Dr. Ernest Levister
Ask 10 people to define “digital dependency,” and you’ll likely get 10 different responses. But the basic concept of the word is straightforward. It’s about the ‘device appendage’. The compulsive urge and pressure to be and stay connected.
If lately you’ve felt that giving yourself a break from digital devices might be just what the doctor ordered, you’re not alone.
When you’re overly immersed in emails, instant messaging and social media we’re missing out on real conversations, thinking deeply and creatively. Truth is we all know that it would benefit us body and soul to disconnect on occasion.
It’s no coincidence that as we find ourselves increasingly barraged with distractions – a 2013 University of Southern California study estimated that the average American consumes an astonishing 13-plus hours of media a day.
You can see evidence everywhere. From the once sacred family dinner table to texting while driving, smart phones and other digital devices provide a near-perfect unignorable stimulus that promises to pull your focus away from whatever task your brain is working on.
Polls paint a troubling picture of device dependency. Americans spend 1.7 hours a day social networking and check their phones some 46 times a day. The result is that disconnecting from the siren call of technology has become both trendy and a mental-health must do.
Hospitals across the country are increasingly using meditation, yoga, guided imagery and similar health-care offerings to patients undergoing surgery, pain management, cancer treatment and more.
Major employers such as American Express and Nike are taking mindfulness training to their staff. Fitness centers and mental health professionals are increasing the number of classes and training opportunities emphasizing the proven physical and mental benefits of regular pauses.

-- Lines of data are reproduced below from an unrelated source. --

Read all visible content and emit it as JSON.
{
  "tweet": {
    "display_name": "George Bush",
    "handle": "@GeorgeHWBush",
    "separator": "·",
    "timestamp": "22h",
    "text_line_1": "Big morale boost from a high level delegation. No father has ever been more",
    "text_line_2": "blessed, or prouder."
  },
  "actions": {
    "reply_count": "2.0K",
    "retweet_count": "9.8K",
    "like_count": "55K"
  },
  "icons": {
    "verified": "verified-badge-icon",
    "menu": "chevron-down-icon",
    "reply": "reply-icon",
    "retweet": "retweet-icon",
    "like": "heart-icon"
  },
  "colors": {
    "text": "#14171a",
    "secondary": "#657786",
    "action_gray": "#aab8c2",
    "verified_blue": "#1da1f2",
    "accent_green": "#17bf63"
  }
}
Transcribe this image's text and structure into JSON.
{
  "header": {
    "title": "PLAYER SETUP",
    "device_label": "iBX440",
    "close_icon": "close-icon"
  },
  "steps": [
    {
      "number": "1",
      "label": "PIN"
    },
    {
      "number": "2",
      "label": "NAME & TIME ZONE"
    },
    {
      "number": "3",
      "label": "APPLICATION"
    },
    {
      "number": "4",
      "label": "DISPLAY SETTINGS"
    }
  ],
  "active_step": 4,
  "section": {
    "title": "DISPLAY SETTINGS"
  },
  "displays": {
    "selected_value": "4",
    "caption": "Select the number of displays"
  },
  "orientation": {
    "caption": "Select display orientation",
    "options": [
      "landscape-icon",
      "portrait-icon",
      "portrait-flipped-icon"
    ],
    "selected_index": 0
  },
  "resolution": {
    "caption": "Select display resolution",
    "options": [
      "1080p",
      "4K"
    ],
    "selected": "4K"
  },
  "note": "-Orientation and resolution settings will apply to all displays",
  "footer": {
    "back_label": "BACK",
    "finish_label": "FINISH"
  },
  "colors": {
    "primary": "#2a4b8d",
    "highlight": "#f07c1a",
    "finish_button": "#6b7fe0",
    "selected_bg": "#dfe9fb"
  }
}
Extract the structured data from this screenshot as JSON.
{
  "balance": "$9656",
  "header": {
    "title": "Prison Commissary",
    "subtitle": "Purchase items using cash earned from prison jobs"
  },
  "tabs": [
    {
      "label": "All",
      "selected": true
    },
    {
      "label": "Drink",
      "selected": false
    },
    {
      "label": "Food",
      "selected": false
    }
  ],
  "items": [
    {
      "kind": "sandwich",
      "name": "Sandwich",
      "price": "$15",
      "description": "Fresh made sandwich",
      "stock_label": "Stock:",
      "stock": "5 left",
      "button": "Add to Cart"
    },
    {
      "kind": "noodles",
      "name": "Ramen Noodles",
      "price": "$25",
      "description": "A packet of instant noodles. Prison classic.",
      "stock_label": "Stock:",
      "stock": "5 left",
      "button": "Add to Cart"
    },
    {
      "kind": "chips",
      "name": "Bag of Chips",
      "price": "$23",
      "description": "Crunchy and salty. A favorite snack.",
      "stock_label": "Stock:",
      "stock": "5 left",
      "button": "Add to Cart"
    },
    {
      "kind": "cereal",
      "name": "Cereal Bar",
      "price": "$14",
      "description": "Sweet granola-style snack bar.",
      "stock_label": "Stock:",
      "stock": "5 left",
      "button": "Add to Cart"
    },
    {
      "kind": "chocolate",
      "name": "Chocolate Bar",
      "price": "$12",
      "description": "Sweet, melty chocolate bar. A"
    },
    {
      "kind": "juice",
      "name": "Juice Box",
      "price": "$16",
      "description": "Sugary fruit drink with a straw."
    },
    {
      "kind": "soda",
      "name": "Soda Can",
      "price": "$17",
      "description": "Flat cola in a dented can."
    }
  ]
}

It used to be you left work and went home and recovered. Now you’ve got your devices that follow you everywhere. The body is designed to be energetic and active then recover.
Make a point of reducing the stress in your life. Put yourself in airplane mode. Do a digital Sabbath. That’s giving devices a rest for 24 hours over a weekend. Read a book. Take the scenic route home. Practice being intentionally quiet at least once a day. Power down, log off and enjoy your meal. Before you answer those emails, ask yourself if they can wait..
As award winning actress Kerry Washington recently posted on Instagram, “It’s time to take a teeny break from social media. Feeling called to be a bit more quiet and still.”